[Data records for software interfaces]
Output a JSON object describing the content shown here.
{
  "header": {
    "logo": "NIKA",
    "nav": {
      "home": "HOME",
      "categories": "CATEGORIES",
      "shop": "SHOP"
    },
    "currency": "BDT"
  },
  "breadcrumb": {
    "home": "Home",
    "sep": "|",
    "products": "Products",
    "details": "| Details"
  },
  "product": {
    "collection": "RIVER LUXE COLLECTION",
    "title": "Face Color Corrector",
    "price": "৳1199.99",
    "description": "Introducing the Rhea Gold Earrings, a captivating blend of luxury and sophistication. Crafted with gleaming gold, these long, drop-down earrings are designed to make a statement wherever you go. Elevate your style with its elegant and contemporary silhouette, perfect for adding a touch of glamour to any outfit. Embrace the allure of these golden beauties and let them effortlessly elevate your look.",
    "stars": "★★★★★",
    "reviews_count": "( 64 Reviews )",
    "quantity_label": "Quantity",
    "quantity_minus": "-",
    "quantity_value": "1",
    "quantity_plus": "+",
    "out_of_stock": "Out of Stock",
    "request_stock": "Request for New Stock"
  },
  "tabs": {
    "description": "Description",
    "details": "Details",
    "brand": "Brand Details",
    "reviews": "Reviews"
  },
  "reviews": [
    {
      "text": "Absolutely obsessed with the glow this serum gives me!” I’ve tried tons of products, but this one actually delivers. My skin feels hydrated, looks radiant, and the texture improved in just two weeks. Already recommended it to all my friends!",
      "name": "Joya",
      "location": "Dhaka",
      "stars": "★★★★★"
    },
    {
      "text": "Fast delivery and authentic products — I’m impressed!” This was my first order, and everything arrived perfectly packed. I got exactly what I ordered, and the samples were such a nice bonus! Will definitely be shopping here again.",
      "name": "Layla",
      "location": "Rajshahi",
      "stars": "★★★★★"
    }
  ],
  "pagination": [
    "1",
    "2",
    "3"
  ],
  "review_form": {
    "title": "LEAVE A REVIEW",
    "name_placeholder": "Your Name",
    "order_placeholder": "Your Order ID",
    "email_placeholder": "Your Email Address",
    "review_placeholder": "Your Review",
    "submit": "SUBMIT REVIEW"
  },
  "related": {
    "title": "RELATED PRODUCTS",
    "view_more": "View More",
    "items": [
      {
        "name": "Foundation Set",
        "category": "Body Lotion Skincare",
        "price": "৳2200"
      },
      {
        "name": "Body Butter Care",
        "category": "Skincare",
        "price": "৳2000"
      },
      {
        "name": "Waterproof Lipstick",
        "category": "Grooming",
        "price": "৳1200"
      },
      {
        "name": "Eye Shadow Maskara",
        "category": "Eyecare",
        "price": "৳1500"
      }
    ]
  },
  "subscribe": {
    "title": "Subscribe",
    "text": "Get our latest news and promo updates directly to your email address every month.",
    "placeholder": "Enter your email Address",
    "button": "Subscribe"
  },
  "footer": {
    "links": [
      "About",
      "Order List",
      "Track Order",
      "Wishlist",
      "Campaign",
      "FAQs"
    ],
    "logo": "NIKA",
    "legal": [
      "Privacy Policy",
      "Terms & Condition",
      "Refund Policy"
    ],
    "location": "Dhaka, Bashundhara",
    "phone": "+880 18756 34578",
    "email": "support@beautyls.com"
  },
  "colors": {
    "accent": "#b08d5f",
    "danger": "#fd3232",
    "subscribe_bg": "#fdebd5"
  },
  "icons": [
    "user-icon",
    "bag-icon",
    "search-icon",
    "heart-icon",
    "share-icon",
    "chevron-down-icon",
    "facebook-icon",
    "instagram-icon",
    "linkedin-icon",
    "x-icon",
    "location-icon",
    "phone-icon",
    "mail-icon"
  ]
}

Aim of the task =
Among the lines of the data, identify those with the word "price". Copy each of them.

Final answer =
    "price": "৳1199.99",
        "price": "৳2200"
        "price": "৳2000"
        "price": "৳1200"
        "price": "৳1500"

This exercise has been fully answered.